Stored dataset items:

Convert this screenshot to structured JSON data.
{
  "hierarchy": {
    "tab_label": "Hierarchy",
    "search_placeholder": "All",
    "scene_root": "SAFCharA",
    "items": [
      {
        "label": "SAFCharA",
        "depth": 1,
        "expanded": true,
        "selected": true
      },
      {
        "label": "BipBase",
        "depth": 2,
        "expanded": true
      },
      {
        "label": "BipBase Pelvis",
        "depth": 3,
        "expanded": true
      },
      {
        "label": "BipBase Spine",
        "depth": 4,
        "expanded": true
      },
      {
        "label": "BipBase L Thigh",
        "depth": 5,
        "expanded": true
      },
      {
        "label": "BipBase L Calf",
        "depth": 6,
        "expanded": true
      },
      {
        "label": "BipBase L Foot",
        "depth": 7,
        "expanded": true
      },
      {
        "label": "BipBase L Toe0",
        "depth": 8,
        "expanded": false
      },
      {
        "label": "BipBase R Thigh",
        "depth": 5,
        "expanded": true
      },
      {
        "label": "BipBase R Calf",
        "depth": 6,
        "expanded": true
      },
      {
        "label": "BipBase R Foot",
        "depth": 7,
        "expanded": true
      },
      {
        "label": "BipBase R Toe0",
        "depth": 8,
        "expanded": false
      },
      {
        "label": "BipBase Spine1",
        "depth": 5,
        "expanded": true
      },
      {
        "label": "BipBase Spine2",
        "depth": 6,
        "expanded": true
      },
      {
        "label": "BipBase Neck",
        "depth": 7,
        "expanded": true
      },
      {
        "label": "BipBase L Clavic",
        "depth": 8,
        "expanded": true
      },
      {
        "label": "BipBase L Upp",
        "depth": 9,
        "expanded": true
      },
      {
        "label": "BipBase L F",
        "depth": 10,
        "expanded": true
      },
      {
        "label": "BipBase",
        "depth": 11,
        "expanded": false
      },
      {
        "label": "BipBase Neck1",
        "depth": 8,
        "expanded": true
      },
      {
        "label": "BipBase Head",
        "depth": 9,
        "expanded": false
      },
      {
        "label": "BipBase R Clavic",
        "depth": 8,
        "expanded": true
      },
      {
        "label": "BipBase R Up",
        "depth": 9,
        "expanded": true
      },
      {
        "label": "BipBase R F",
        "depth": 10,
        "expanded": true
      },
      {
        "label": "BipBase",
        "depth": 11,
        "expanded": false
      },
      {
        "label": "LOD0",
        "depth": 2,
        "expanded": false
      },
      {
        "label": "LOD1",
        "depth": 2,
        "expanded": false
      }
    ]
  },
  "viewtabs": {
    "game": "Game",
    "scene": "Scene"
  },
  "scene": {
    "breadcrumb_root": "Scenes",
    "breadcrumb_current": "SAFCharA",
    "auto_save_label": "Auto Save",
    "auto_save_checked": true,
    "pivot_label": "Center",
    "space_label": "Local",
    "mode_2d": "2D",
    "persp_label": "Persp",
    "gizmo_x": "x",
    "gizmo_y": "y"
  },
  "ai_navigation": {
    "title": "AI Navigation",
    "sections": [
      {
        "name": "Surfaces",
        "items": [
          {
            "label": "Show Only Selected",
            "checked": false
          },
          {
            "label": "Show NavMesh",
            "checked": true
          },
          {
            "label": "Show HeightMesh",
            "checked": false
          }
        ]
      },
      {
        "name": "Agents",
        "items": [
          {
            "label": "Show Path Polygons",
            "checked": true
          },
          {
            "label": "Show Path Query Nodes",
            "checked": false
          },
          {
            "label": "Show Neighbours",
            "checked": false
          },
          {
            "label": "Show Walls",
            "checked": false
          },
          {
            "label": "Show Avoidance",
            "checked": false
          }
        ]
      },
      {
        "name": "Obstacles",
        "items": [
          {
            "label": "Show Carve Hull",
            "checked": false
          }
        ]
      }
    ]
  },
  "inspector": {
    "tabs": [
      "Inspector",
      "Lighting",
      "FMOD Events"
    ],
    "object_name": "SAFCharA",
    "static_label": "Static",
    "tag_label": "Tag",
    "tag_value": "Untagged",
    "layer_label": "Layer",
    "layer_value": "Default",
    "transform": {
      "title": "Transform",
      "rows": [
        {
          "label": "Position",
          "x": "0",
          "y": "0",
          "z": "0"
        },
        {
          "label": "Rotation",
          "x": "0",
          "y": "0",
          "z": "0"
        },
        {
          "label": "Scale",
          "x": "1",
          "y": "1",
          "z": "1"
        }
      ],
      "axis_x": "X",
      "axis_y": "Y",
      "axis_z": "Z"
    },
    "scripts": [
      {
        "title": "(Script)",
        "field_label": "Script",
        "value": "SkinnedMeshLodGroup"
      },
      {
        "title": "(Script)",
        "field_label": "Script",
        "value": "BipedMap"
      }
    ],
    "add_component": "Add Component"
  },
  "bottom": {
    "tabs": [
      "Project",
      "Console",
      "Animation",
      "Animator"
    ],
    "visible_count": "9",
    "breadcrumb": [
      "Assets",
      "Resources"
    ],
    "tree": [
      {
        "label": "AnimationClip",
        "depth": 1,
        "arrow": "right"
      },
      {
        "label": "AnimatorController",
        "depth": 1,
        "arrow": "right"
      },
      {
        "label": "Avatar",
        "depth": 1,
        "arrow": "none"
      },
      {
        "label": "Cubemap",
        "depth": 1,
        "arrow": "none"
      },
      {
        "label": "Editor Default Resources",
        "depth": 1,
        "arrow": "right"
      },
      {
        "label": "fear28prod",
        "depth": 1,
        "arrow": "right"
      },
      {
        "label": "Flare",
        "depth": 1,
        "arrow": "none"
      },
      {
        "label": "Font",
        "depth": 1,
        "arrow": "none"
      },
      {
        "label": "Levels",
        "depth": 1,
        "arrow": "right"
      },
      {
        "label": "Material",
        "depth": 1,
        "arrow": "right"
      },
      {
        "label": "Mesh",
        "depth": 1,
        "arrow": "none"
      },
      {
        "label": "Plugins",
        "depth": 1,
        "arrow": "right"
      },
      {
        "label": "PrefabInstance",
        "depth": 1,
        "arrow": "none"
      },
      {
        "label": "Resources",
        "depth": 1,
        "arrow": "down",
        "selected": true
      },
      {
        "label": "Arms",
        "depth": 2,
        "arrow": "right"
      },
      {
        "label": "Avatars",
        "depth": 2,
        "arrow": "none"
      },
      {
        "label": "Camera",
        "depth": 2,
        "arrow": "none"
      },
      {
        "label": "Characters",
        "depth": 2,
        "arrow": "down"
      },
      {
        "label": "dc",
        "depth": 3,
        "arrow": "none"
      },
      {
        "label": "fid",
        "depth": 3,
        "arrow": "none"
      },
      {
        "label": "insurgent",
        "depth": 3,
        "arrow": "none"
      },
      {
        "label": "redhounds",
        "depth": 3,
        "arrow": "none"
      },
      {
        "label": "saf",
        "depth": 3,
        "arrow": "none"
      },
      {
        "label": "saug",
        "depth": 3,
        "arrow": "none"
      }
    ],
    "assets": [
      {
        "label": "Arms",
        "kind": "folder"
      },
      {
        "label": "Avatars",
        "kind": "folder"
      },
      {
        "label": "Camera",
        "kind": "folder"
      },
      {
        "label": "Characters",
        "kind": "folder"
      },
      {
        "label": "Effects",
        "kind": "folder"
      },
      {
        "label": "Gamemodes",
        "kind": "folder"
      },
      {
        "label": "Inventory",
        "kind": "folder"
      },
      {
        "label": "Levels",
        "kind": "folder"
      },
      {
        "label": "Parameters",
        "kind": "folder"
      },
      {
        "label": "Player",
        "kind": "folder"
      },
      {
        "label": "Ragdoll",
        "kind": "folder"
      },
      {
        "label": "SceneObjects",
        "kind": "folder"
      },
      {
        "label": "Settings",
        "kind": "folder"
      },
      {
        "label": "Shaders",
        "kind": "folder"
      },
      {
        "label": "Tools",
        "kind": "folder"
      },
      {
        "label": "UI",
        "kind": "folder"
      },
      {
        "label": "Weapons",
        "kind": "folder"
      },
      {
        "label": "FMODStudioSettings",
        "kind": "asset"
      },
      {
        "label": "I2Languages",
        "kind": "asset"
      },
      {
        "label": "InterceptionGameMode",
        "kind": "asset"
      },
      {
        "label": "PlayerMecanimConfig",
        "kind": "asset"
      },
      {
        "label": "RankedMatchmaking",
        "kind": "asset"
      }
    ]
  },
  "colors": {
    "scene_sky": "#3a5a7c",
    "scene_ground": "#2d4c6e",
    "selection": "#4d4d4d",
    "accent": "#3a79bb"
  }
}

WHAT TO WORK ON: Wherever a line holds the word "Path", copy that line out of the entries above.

OUTPUT FOR THIS TASK:
            "label": "Show Path Polygons",
            "label": "Show Path Query Nodes",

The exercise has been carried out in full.